Fyre Log turns paper into burning bricks
Reno, Nevada — In a Chicago suburb a young boy is earning money selling paper bricks to wood-stove owners in his neighborhood for around $2.50 a dozen. Scrounging the raw material - old newspapers for the most part - takes some time. Otherwise, he's got the manufacturing process down to about one a minute. By his calculations he's making well above minimum wage in this recycling effort. The buyers reckon they're getting a reasonable deal as well - 7,500 btu of energy per pound and a burning time of from 1 to 11/2 hours.
A group of Wisconsin Boy Scouts are running a small assembly line making the same kind of paper bricks that will be distributed to low-income senior citizens when the heating season returns.
Common to both operations is a sturdy, if unassuming, little press which turns out the bricks from paper pulp, made by soaking newspapers for 12 or more hours (you don't have to spend time tearing them up; they disintegrate naturally given a long enough soaking).
''Fyre Log,'' as the press is called, is imported into the United States by Chicago-based Prestige International Marketing Inc.
The Danes invented the press and it is selling rapidly in Europe where firewood is both expensive and not readily available. For similar reasons (much of their country is arid) the Australians love it.
''If you can save a tree as well as a buck, why not!'' is their reasoning.
Making the bricks with the Fyre Log is pretty simple: Leave old newspaper and/or corrugated cardboard soaking in water overnight (at least 12 hours so that the paper pulls apart readily). Stir the paper with a stick for a minute or two and it readily disintegrates into a pulp.
Scoop the goop (rubber gloves are a help) into the machine and press out the water. The block that remains is about the size of a masonry brick.
When fully dried (seven days on average) the bricks are an off-white color. They burn more readily than rolled paper logs because millions of tiny air spaces are left in the papier-mache blocks as the moisture evaporates.
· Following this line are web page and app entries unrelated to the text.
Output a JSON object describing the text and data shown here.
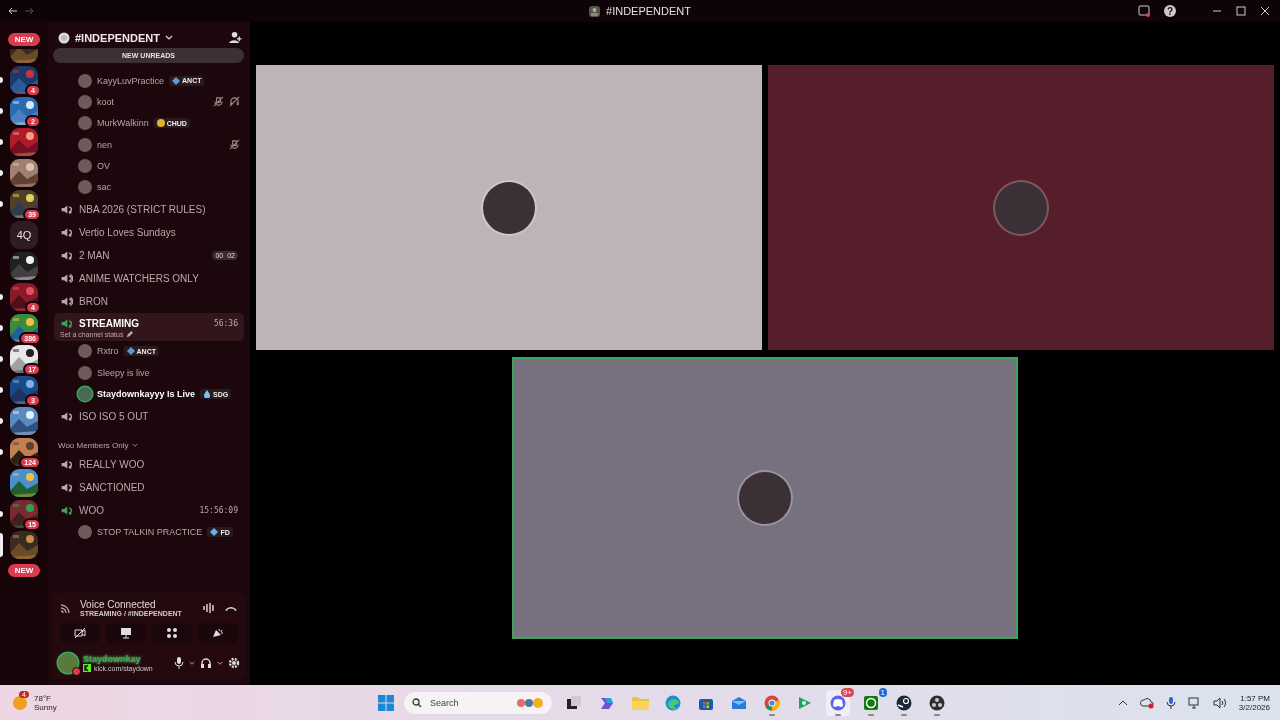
{
  "title_bar": {
    "title": "#INDEPENDENT",
    "help": "?"
  },
  "server_rail": {
    "top_pill": "NEW",
    "bottom_pill": "NEW",
    "servers": [
      {
        "kind": "picture",
        "unread": false,
        "selected": false
      },
      {
        "kind": "picture",
        "unread": true,
        "badge": "4",
        "selected": false
      },
      {
        "kind": "picture",
        "unread": true,
        "badge": "2",
        "selected": false
      },
      {
        "kind": "picture",
        "unread": true,
        "selected": false
      },
      {
        "kind": "picture",
        "unread": true,
        "selected": false
      },
      {
        "kind": "picture",
        "unread": true,
        "badge": "39",
        "selected": false
      },
      {
        "kind": "text",
        "label": "4Q",
        "unread": false,
        "selected": false
      },
      {
        "kind": "picture",
        "unread": false,
        "selected": false
      },
      {
        "kind": "picture",
        "unread": true,
        "badge": "4",
        "selected": false
      },
      {
        "kind": "picture",
        "unread": true,
        "badge": "386",
        "selected": false
      },
      {
        "kind": "picture",
        "unread": true,
        "badge": "17",
        "selected": false
      },
      {
        "kind": "picture",
        "unread": true,
        "badge": "3",
        "selected": false
      },
      {
        "kind": "picture",
        "unread": true,
        "selected": false
      },
      {
        "kind": "picture",
        "unread": true,
        "badge": "124",
        "selected": false
      },
      {
        "kind": "picture",
        "unread": false,
        "selected": false
      },
      {
        "kind": "picture",
        "unread": true,
        "badge": "15",
        "selected": false
      },
      {
        "kind": "picture",
        "unread": false,
        "selected": true
      }
    ]
  },
  "server_header": {
    "name": "#INDEPENDENT",
    "unreads_pill": "NEW UNREADS"
  },
  "top_members": [
    {
      "name": "KayyLuvPractice",
      "tag": {
        "text": "ANCT",
        "kind": "diamond",
        "color": "#5b9bd5"
      },
      "muted": false,
      "deafened": false,
      "speaking": false
    },
    {
      "name": "koot",
      "muted": true,
      "deafened": true,
      "speaking": false
    },
    {
      "name": "MurkWalkinn",
      "tag": {
        "text": "CHUD",
        "kind": "face",
        "color": "#e0b32a"
      },
      "muted": false,
      "deafened": false,
      "speaking": false
    },
    {
      "name": "nen",
      "muted": true,
      "deafened": false,
      "speaking": false
    },
    {
      "name": "OV",
      "muted": false,
      "deafened": false,
      "speaking": false
    },
    {
      "name": "sac",
      "muted": false,
      "deafened": false,
      "speaking": false
    }
  ],
  "channels": [
    {
      "name": "NBA 2026 (STRICT RULES)",
      "locked": true,
      "active": false,
      "selected": false
    },
    {
      "name": "Vertio Loves Sundays",
      "locked": true,
      "active": false,
      "selected": false
    },
    {
      "name": "2 MAN",
      "locked": true,
      "active": false,
      "selected": false,
      "counter": [
        "00",
        "02"
      ]
    },
    {
      "name": "ANIME WATCHERS ONLY",
      "locked": false,
      "active": false,
      "selected": false
    },
    {
      "name": "BRON",
      "locked": false,
      "active": false,
      "selected": false
    },
    {
      "name": "STREAMING",
      "locked": true,
      "active": true,
      "selected": true,
      "timer": "56:36",
      "status": "Set a channel status",
      "members": [
        {
          "name": "Rxtro",
          "tag": {
            "text": "ANCT",
            "kind": "diamond",
            "color": "#5b9bd5"
          },
          "muted": false,
          "deafened": false,
          "speaking": false
        },
        {
          "name": "Sleepy is live",
          "muted": false,
          "deafened": false,
          "speaking": false
        },
        {
          "name": "Staydownkayyy Is Live",
          "tag": {
            "text": "SDG",
            "kind": "drop",
            "color": "#7cc4f0"
          },
          "muted": false,
          "deafened": false,
          "speaking": true
        }
      ]
    },
    {
      "name": "ISO ISO 5 OUT",
      "locked": true,
      "active": false,
      "selected": false
    }
  ],
  "category": {
    "name": "Woo Members Only",
    "channels": [
      {
        "name": "REALLY WOO",
        "locked": true,
        "active": false,
        "selected": false
      },
      {
        "name": "SANCTIONED",
        "locked": true,
        "active": false,
        "selected": false
      },
      {
        "name": "WOO",
        "locked": true,
        "active": true,
        "selected": false,
        "timer": "15:56:09",
        "members": [
          {
            "name": "STOP TALKIN PRACTICE",
            "tag": {
              "text": "FD",
              "kind": "diamond",
              "color": "#6ab0f0"
            },
            "muted": false,
            "deafened": false,
            "speaking": false
          }
        ]
      }
    ]
  },
  "voice_panel": {
    "status": "Voice Connected",
    "channel": "STREAMING / #INDEPENDENT"
  },
  "user_bar": {
    "name": "Staydownkay",
    "activity": "kick.com/staydown"
  },
  "tiles": [
    {
      "color": "#bdb5b5",
      "speaking": false
    },
    {
      "color": "#561e2b",
      "speaking": false
    },
    {
      "color": "#77707f",
      "speaking": true
    }
  ],
  "taskbar": {
    "weather": {
      "temp": "78°F",
      "condition": "Sunny",
      "badge": "4"
    },
    "search": {
      "placeholder": "Search"
    },
    "apps": [
      {
        "kind": "taskview",
        "running": false
      },
      {
        "kind": "m365",
        "running": false
      },
      {
        "kind": "files",
        "running": false
      },
      {
        "kind": "edge",
        "running": false
      },
      {
        "kind": "store",
        "running": false
      },
      {
        "kind": "mail",
        "running": false
      },
      {
        "kind": "chrome",
        "running": true
      },
      {
        "kind": "play",
        "running": false
      },
      {
        "kind": "discord",
        "running": true,
        "badge": "9+"
      },
      {
        "kind": "xbox",
        "running": true,
        "badge": "1"
      },
      {
        "kind": "steam",
        "running": true
      },
      {
        "kind": "obs",
        "running": true
      }
    ],
    "time": "1:57 PM",
    "date": "3/2/2026"
  }
}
In the average US home a week's collection of newspapers produces about 25 bricks. Sawdust or any other organic material can be included in the mix so long as a fraction more than half is paper. Paper pulp binds readily and too little in the mix will cause the bricks to crumble.
Fyre Log was shown at the recent wood-energy convention here. For further information write to: Prestige International Marketing Inc. 730 North Franklin, Suite 302, Chicago, Ill. 60610.